[DATASET RECORDS — start]

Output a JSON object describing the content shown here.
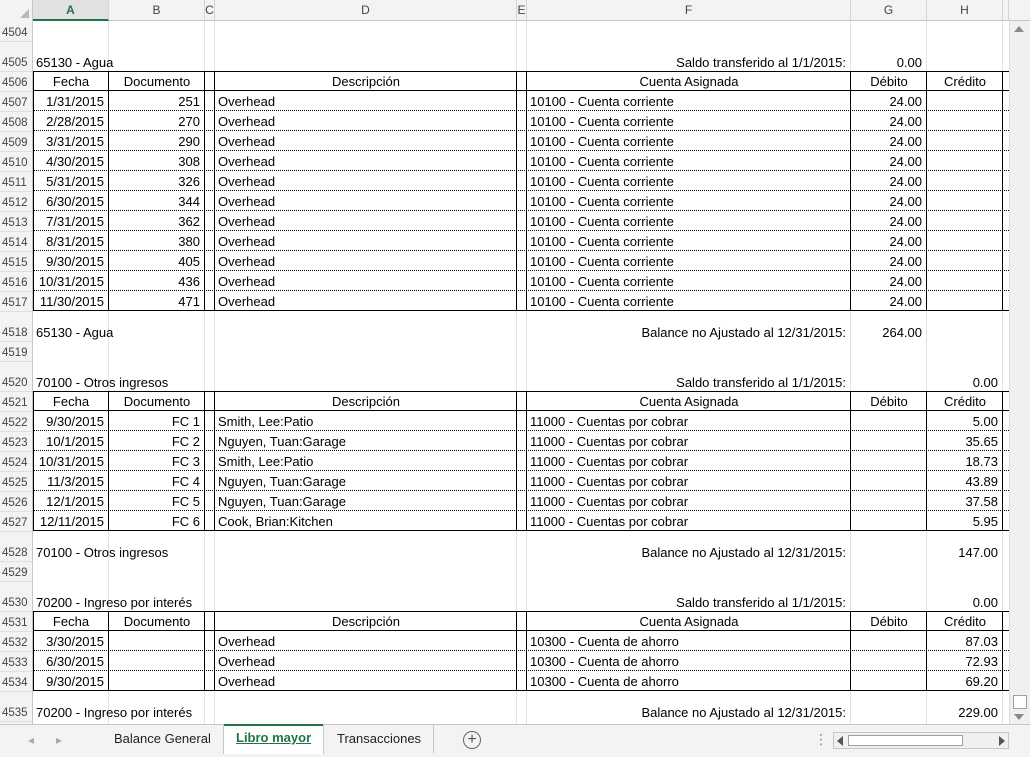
{
  "columns": [
    "A",
    "B",
    "C",
    "D",
    "E",
    "F",
    "G",
    "H"
  ],
  "row_numbers": [
    "4504",
    "4505",
    "4506",
    "4507",
    "4508",
    "4509",
    "4510",
    "4511",
    "4512",
    "4513",
    "4514",
    "4515",
    "4516",
    "4517",
    "4518",
    "4519",
    "4520",
    "4521",
    "4522",
    "4523",
    "4524",
    "4525",
    "4526",
    "4527",
    "4528",
    "4529",
    "4530",
    "4531",
    "4532",
    "4533",
    "4534",
    "4535"
  ],
  "headers": {
    "fecha": "Fecha",
    "documento": "Documento",
    "descripcion": "Descripción",
    "cuenta": "Cuenta Asignada",
    "debito": "Débito",
    "credito": "Crédito"
  },
  "sections": [
    {
      "account": "65130 - Agua",
      "opening_label": "Saldo transferido al 1/1/2015:",
      "opening_debit": "0.00",
      "opening_credit": "",
      "rows": [
        {
          "fecha": "1/31/2015",
          "doc": "251",
          "desc": "Overhead",
          "cuenta": "10100 - Cuenta corriente",
          "debito": "24.00",
          "credito": ""
        },
        {
          "fecha": "2/28/2015",
          "doc": "270",
          "desc": "Overhead",
          "cuenta": "10100 - Cuenta corriente",
          "debito": "24.00",
          "credito": ""
        },
        {
          "fecha": "3/31/2015",
          "doc": "290",
          "desc": "Overhead",
          "cuenta": "10100 - Cuenta corriente",
          "debito": "24.00",
          "credito": ""
        },
        {
          "fecha": "4/30/2015",
          "doc": "308",
          "desc": "Overhead",
          "cuenta": "10100 - Cuenta corriente",
          "debito": "24.00",
          "credito": ""
        },
        {
          "fecha": "5/31/2015",
          "doc": "326",
          "desc": "Overhead",
          "cuenta": "10100 - Cuenta corriente",
          "debito": "24.00",
          "credito": ""
        },
        {
          "fecha": "6/30/2015",
          "doc": "344",
          "desc": "Overhead",
          "cuenta": "10100 - Cuenta corriente",
          "debito": "24.00",
          "credito": ""
        },
        {
          "fecha": "7/31/2015",
          "doc": "362",
          "desc": "Overhead",
          "cuenta": "10100 - Cuenta corriente",
          "debito": "24.00",
          "credito": ""
        },
        {
          "fecha": "8/31/2015",
          "doc": "380",
          "desc": "Overhead",
          "cuenta": "10100 - Cuenta corriente",
          "debito": "24.00",
          "credito": ""
        },
        {
          "fecha": "9/30/2015",
          "doc": "405",
          "desc": "Overhead",
          "cuenta": "10100 - Cuenta corriente",
          "debito": "24.00",
          "credito": ""
        },
        {
          "fecha": "10/31/2015",
          "doc": "436",
          "desc": "Overhead",
          "cuenta": "10100 - Cuenta corriente",
          "debito": "24.00",
          "credito": ""
        },
        {
          "fecha": "11/30/2015",
          "doc": "471",
          "desc": "Overhead",
          "cuenta": "10100 - Cuenta corriente",
          "debito": "24.00",
          "credito": ""
        }
      ],
      "closing_account": "65130 - Agua",
      "closing_label": "Balance no Ajustado al 12/31/2015:",
      "closing_debit": "264.00",
      "closing_credit": ""
    },
    {
      "account": "70100 - Otros ingresos",
      "opening_label": "Saldo transferido al 1/1/2015:",
      "opening_debit": "",
      "opening_credit": "0.00",
      "rows": [
        {
          "fecha": "9/30/2015",
          "doc": "FC 1",
          "desc": "Smith, Lee:Patio",
          "cuenta": "11000 - Cuentas por cobrar",
          "debito": "",
          "credito": "5.00"
        },
        {
          "fecha": "10/1/2015",
          "doc": "FC 2",
          "desc": "Nguyen, Tuan:Garage",
          "cuenta": "11000 - Cuentas por cobrar",
          "debito": "",
          "credito": "35.65"
        },
        {
          "fecha": "10/31/2015",
          "doc": "FC 3",
          "desc": "Smith, Lee:Patio",
          "cuenta": "11000 - Cuentas por cobrar",
          "debito": "",
          "credito": "18.73"
        },
        {
          "fecha": "11/3/2015",
          "doc": "FC 4",
          "desc": "Nguyen, Tuan:Garage",
          "cuenta": "11000 - Cuentas por cobrar",
          "debito": "",
          "credito": "43.89"
        },
        {
          "fecha": "12/1/2015",
          "doc": "FC 5",
          "desc": "Nguyen, Tuan:Garage",
          "cuenta": "11000 - Cuentas por cobrar",
          "debito": "",
          "credito": "37.58"
        },
        {
          "fecha": "12/11/2015",
          "doc": "FC 6",
          "desc": "Cook, Brian:Kitchen",
          "cuenta": "11000 - Cuentas por cobrar",
          "debito": "",
          "credito": "5.95"
        }
      ],
      "closing_account": "70100 - Otros ingresos",
      "closing_label": "Balance no Ajustado al 12/31/2015:",
      "closing_debit": "",
      "closing_credit": "147.00"
    },
    {
      "account": "70200 - Ingreso por interés",
      "opening_label": "Saldo transferido al 1/1/2015:",
      "opening_debit": "",
      "opening_credit": "0.00",
      "rows": [
        {
          "fecha": "3/30/2015",
          "doc": "",
          "desc": "Overhead",
          "cuenta": "10300 - Cuenta de ahorro",
          "debito": "",
          "credito": "87.03"
        },
        {
          "fecha": "6/30/2015",
          "doc": "",
          "desc": "Overhead",
          "cuenta": "10300 - Cuenta de ahorro",
          "debito": "",
          "credito": "72.93"
        },
        {
          "fecha": "9/30/2015",
          "doc": "",
          "desc": "Overhead",
          "cuenta": "10300 - Cuenta de ahorro",
          "debito": "",
          "credito": "69.20"
        }
      ],
      "closing_account": "70200 - Ingreso por interés",
      "closing_label": "Balance no Ajustado al 12/31/2015:",
      "closing_debit": "",
      "closing_credit": "229.00"
    }
  ],
  "tabs": [
    {
      "label": "Balance General",
      "active": false
    },
    {
      "label": "Libro mayor",
      "active": true
    },
    {
      "label": "Transacciones",
      "active": false
    }
  ],
  "selected_column": "A",
  "accent_color": "#217346"
}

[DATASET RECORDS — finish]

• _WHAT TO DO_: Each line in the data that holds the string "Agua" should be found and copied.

• _WRITTEN ANSWER_:
      "account": "65130 - Agua",
      "closing_account": "65130 - Agua",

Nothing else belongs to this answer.